Two Years of College Free from Colorado: Gov Signs New Law

Featured

Written by:

Two Years of College Free from Colorado

Colorado College students will now get more incentives to complete their higher education. Gov. Jared Polis has signed a new bill that offers two years of college free from Colorado to needy families. The new bill will be effective beginning in the fall of 2024.

Two years of college free from Colorado – who will get it?

On Thursday, Gov. Polis signed new legislation – HB24-1340 – that expands higher educational opportunities, as well as saves students money.  The new bill creates a refundable state income tax credit for low-income families to effectively offer two years of college free from Colorado.

“Two years at any public four-year college, community college, or trade school are now free for more Coloradans!” Gov. Polis said in a statement.

Specifically, the credit will help students cover the gap between scholarships and their remaining tuition and other fees at public four-year colleges, community colleges, or trade schools. Students will get complete reimbursement of any out-of-pocket tuition and fees paid for their education.

To qualify for two years of college free from Colorado, a student must enroll in a state public institution within two years of graduating from a Colorado high school. Also, the annual family income must be $90,000 or less.

Additionally, the student must take at least six credit hours for the semester for which they are claiming the credit and attain at least a 2.5 grade point average. The program will start in the fall of 2024 and will be available through 2032.

With this program, the state aims to increase access to higher education and encourage students to stay in the state. About a quarter of high school graduates went out of state for college in 2020.

On average, the program is estimated to save $2,700 for four-year college students, $2,000 for technical college students and $1,000 for two-year college students.

For the 2025-2026 fiscal year, the program is estimated to cost $37 million. It will be funded using the refund money owed to residents under the Taxpayer’s Bill of Rights (TABOR), which stipulates the amount of money that the government can retain.

Other bills that the governor signed

In addition to the bill offering two years of college free from Colorado, the governor also signed into law HB24-1305 (Changes for Concurrent Enrollment Students) to expand the state’s Pathways in Technology Early College High School (P-Tech) program.

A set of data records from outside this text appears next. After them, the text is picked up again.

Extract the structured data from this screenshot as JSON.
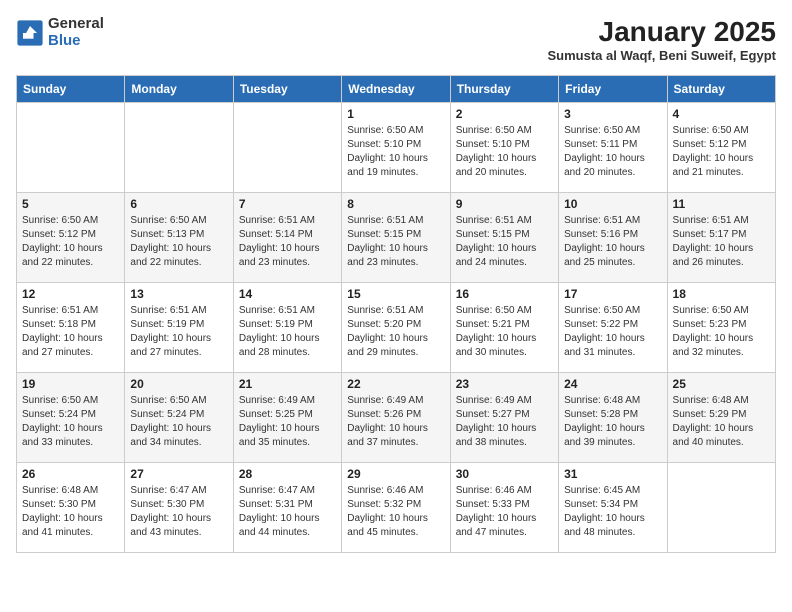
{
  "logo": {
    "general": "General",
    "blue": "Blue"
  },
  "title": "January 2025",
  "subtitle": "Sumusta al Waqf, Beni Suweif, Egypt",
  "headers": [
    "Sunday",
    "Monday",
    "Tuesday",
    "Wednesday",
    "Thursday",
    "Friday",
    "Saturday"
  ],
  "weeks": [
    [
      {
        "day": "",
        "info": ""
      },
      {
        "day": "",
        "info": ""
      },
      {
        "day": "",
        "info": ""
      },
      {
        "day": "1",
        "info": "Sunrise: 6:50 AM\nSunset: 5:10 PM\nDaylight: 10 hours\nand 19 minutes."
      },
      {
        "day": "2",
        "info": "Sunrise: 6:50 AM\nSunset: 5:10 PM\nDaylight: 10 hours\nand 20 minutes."
      },
      {
        "day": "3",
        "info": "Sunrise: 6:50 AM\nSunset: 5:11 PM\nDaylight: 10 hours\nand 20 minutes."
      },
      {
        "day": "4",
        "info": "Sunrise: 6:50 AM\nSunset: 5:12 PM\nDaylight: 10 hours\nand 21 minutes."
      }
    ],
    [
      {
        "day": "5",
        "info": "Sunrise: 6:50 AM\nSunset: 5:12 PM\nDaylight: 10 hours\nand 22 minutes."
      },
      {
        "day": "6",
        "info": "Sunrise: 6:50 AM\nSunset: 5:13 PM\nDaylight: 10 hours\nand 22 minutes."
      },
      {
        "day": "7",
        "info": "Sunrise: 6:51 AM\nSunset: 5:14 PM\nDaylight: 10 hours\nand 23 minutes."
      },
      {
        "day": "8",
        "info": "Sunrise: 6:51 AM\nSunset: 5:15 PM\nDaylight: 10 hours\nand 23 minutes."
      },
      {
        "day": "9",
        "info": "Sunrise: 6:51 AM\nSunset: 5:15 PM\nDaylight: 10 hours\nand 24 minutes."
      },
      {
        "day": "10",
        "info": "Sunrise: 6:51 AM\nSunset: 5:16 PM\nDaylight: 10 hours\nand 25 minutes."
      },
      {
        "day": "11",
        "info": "Sunrise: 6:51 AM\nSunset: 5:17 PM\nDaylight: 10 hours\nand 26 minutes."
      }
    ],
    [
      {
        "day": "12",
        "info": "Sunrise: 6:51 AM\nSunset: 5:18 PM\nDaylight: 10 hours\nand 27 minutes."
      },
      {
        "day": "13",
        "info": "Sunrise: 6:51 AM\nSunset: 5:19 PM\nDaylight: 10 hours\nand 27 minutes."
      },
      {
        "day": "14",
        "info": "Sunrise: 6:51 AM\nSunset: 5:19 PM\nDaylight: 10 hours\nand 28 minutes."
      },
      {
        "day": "15",
        "info": "Sunrise: 6:51 AM\nSunset: 5:20 PM\nDaylight: 10 hours\nand 29 minutes."
      },
      {
        "day": "16",
        "info": "Sunrise: 6:50 AM\nSunset: 5:21 PM\nDaylight: 10 hours\nand 30 minutes."
      },
      {
        "day": "17",
        "info": "Sunrise: 6:50 AM\nSunset: 5:22 PM\nDaylight: 10 hours\nand 31 minutes."
      },
      {
        "day": "18",
        "info": "Sunrise: 6:50 AM\nSunset: 5:23 PM\nDaylight: 10 hours\nand 32 minutes."
      }
    ],
    [
      {
        "day": "19",
        "info": "Sunrise: 6:50 AM\nSunset: 5:24 PM\nDaylight: 10 hours\nand 33 minutes."
      },
      {
        "day": "20",
        "info": "Sunrise: 6:50 AM\nSunset: 5:24 PM\nDaylight: 10 hours\nand 34 minutes."
      },
      {
        "day": "21",
        "info": "Sunrise: 6:49 AM\nSunset: 5:25 PM\nDaylight: 10 hours\nand 35 minutes."
      },
      {
        "day": "22",
        "info": "Sunrise: 6:49 AM\nSunset: 5:26 PM\nDaylight: 10 hours\nand 37 minutes."
      },
      {
        "day": "23",
        "info": "Sunrise: 6:49 AM\nSunset: 5:27 PM\nDaylight: 10 hours\nand 38 minutes."
      },
      {
        "day": "24",
        "info": "Sunrise: 6:48 AM\nSunset: 5:28 PM\nDaylight: 10 hours\nand 39 minutes."
      },
      {
        "day": "25",
        "info": "Sunrise: 6:48 AM\nSunset: 5:29 PM\nDaylight: 10 hours\nand 40 minutes."
      }
    ],
    [
      {
        "day": "26",
        "info": "Sunrise: 6:48 AM\nSunset: 5:30 PM\nDaylight: 10 hours\nand 41 minutes."
      },
      {
        "day": "27",
        "info": "Sunrise: 6:47 AM\nSunset: 5:30 PM\nDaylight: 10 hours\nand 43 minutes."
      },
      {
        "day": "28",
        "info": "Sunrise: 6:47 AM\nSunset: 5:31 PM\nDaylight: 10 hours\nand 44 minutes."
      },
      {
        "day": "29",
        "info": "Sunrise: 6:46 AM\nSunset: 5:32 PM\nDaylight: 10 hours\nand 45 minutes."
      },
      {
        "day": "30",
        "info": "Sunrise: 6:46 AM\nSunset: 5:33 PM\nDaylight: 10 hours\nand 47 minutes."
      },
      {
        "day": "31",
        "info": "Sunrise: 6:45 AM\nSunset: 5:34 PM\nDaylight: 10 hours\nand 48 minutes."
      },
      {
        "day": "",
        "info": ""
      }
    ]
  ]
}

Currently, the program allows eligible high school students to graduate with an associate’s degree or certificate in certain disciplines. The expansion will increase the allowable disciplines to include technology, engineering and mathematics.

Gov. Polis also signed a few bills to help reduce government red tape and create more housing. The governor signed into law HB24-1107 (Judicial Review of Local Land Use Decision), HB24-1316 (Middle-Income Housing Tax Credit), and HB24-1175 (Local Governments Rights to Property for Affordable Housing).

This article originally appeared on ValueWalk and was syndicated by MediaFeed

More from MediaFeed

Like MediaFeed’s content? Be sure to follow us.

AlertMe